They Had Faces Then - 1977 (Cover Artwork)
Staff Review

They Had Faces Then

1977 (2011)


They Had Faces Then's 1977 EP starts with a lovely, forlorn riff that will invoke feelings of warm familiarity for fans of this style of alternative/indie rock. If you appreciate the pensive brood of bands like Balance and Composure or Manchester Orchestra somewhere in the Like a Virgin Losing a Child days, "Carter" should be right up your alley. While not necessarily sounding exactly like either of those bands, the band carry themselves through this opener with a similarly heavy head and heart.

"Something About Water", however, changes course a bit. The melodies are bolder and brighter, and the band has a more confident swagger, but you still get big waves of guitars and thoughtful, twinkling chords. "You Without Teeth", however, brings back the drama a bit courtesy of dynamically tense, Favorite Gentlemen-esque vocals (think small-time followers like the Devil and the Lion), and the way it transitions into this effortless jangle for a second is cool, although the production is kinda funky on that part for some reason. The post-rock-esque guitar sparkle toward the end is a nice touch, too.

The tone of "Anchors" makes it an appropriate, calmer centerpiece, while the band ramp up the energy for "You Shepard". Overall, this second half is less distinctive and gripping than 1977's front end, stocked with some more vague Biblical imagery, but it takes the EP out smartly and creatively enough to matter. Closer "Song 45" makes a better case for standing out, with vocals high in the mix and sung sharply, and versatile guitar tones smearing a compelling texture across it all, though it ends in a painfully abrupt, less-than-ceremonious fashion.

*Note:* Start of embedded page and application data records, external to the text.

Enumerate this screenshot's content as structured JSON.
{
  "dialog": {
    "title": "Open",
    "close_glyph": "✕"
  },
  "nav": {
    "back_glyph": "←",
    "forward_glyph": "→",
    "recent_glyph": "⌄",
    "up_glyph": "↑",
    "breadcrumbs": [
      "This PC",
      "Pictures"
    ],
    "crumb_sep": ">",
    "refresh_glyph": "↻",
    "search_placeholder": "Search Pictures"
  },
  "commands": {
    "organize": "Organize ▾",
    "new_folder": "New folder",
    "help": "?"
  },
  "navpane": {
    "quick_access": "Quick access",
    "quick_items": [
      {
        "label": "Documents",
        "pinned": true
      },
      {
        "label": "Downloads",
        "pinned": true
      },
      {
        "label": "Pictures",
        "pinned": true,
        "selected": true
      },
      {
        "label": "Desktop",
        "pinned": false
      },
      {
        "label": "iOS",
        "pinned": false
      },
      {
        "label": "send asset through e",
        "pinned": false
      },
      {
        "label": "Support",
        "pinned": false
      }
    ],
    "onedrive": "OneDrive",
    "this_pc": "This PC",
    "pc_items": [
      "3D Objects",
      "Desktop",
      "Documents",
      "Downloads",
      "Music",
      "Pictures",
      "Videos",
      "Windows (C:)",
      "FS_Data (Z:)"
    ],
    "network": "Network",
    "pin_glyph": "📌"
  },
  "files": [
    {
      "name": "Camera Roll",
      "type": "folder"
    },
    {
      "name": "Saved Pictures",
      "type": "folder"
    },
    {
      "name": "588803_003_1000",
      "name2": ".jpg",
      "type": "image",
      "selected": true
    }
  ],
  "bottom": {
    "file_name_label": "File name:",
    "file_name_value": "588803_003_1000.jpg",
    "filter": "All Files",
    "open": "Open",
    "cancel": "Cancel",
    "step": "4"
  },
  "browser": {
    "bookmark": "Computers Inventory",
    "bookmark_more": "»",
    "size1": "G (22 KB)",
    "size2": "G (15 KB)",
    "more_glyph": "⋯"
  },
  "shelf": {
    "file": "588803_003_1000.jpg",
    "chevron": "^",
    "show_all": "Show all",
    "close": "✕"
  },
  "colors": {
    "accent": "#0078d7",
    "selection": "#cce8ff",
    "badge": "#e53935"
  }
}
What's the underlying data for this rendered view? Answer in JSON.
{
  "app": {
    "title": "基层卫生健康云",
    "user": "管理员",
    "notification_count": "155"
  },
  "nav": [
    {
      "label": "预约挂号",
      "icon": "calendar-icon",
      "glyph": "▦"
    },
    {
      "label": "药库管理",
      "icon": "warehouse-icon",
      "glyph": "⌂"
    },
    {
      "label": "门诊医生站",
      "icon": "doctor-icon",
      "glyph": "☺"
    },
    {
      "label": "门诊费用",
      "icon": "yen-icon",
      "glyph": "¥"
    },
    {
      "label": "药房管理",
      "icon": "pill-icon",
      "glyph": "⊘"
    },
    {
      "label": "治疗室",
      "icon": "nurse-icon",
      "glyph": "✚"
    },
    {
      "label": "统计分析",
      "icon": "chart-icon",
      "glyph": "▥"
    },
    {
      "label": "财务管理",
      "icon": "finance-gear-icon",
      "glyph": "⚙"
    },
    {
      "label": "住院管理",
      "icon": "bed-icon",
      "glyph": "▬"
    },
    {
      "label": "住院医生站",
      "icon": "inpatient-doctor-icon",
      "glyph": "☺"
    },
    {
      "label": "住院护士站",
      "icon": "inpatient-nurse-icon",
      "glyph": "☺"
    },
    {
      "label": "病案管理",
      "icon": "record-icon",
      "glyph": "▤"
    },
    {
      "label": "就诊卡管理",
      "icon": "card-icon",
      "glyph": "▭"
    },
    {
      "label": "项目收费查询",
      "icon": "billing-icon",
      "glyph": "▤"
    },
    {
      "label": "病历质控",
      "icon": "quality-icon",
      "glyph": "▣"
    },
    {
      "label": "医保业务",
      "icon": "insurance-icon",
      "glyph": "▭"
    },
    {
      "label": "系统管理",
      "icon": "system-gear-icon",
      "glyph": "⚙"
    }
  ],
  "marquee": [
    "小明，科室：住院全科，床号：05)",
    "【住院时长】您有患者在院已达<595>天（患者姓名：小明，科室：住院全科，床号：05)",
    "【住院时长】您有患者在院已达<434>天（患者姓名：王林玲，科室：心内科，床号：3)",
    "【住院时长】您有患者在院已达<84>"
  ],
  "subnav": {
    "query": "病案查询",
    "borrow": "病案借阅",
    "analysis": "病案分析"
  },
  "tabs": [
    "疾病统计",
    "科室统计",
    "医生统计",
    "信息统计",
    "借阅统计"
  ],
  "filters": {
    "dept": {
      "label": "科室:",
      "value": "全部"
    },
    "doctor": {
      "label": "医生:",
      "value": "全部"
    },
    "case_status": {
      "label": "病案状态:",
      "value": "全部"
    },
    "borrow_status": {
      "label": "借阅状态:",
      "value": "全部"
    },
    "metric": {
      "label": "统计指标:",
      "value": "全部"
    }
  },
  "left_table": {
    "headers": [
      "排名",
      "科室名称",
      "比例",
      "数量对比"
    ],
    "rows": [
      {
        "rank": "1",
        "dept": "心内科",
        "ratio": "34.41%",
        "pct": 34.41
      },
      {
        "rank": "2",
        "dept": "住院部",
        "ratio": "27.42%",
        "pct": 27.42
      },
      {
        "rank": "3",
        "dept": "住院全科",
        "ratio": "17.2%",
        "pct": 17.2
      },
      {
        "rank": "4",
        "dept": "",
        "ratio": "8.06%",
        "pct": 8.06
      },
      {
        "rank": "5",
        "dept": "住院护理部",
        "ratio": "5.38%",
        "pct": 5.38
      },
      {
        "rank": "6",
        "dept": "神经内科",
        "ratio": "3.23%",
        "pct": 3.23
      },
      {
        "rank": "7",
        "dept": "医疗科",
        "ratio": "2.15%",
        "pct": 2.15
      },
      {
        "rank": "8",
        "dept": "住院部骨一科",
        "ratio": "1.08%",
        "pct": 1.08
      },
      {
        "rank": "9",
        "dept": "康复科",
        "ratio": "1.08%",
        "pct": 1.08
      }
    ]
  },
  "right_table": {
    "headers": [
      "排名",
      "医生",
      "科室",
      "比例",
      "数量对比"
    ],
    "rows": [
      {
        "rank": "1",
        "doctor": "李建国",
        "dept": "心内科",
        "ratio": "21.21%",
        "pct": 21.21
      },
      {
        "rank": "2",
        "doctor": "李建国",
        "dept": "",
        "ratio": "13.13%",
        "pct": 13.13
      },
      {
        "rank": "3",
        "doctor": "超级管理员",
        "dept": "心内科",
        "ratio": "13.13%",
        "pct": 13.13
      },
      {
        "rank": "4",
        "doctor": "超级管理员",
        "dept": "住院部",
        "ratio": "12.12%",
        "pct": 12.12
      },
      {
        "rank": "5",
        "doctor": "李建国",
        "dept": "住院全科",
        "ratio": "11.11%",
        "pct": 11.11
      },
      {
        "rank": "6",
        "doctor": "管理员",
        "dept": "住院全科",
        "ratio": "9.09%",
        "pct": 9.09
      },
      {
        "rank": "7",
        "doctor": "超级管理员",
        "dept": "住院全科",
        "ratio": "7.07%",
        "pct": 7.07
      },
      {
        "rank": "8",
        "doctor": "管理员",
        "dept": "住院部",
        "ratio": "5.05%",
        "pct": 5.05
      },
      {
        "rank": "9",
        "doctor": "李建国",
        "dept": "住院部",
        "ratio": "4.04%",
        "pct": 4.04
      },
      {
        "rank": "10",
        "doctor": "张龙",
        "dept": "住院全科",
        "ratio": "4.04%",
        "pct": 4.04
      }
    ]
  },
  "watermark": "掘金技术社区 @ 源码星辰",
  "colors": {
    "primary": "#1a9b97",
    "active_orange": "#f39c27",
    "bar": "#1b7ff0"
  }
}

Despite some inconsistencies here and there, there's enough moments on 1977 that are curiously enjoyable, but also familiar in strong (and not necessarily derivative) ways. It warrants They Had Faces Then as a pretty promising act at this point in time.

1977 EP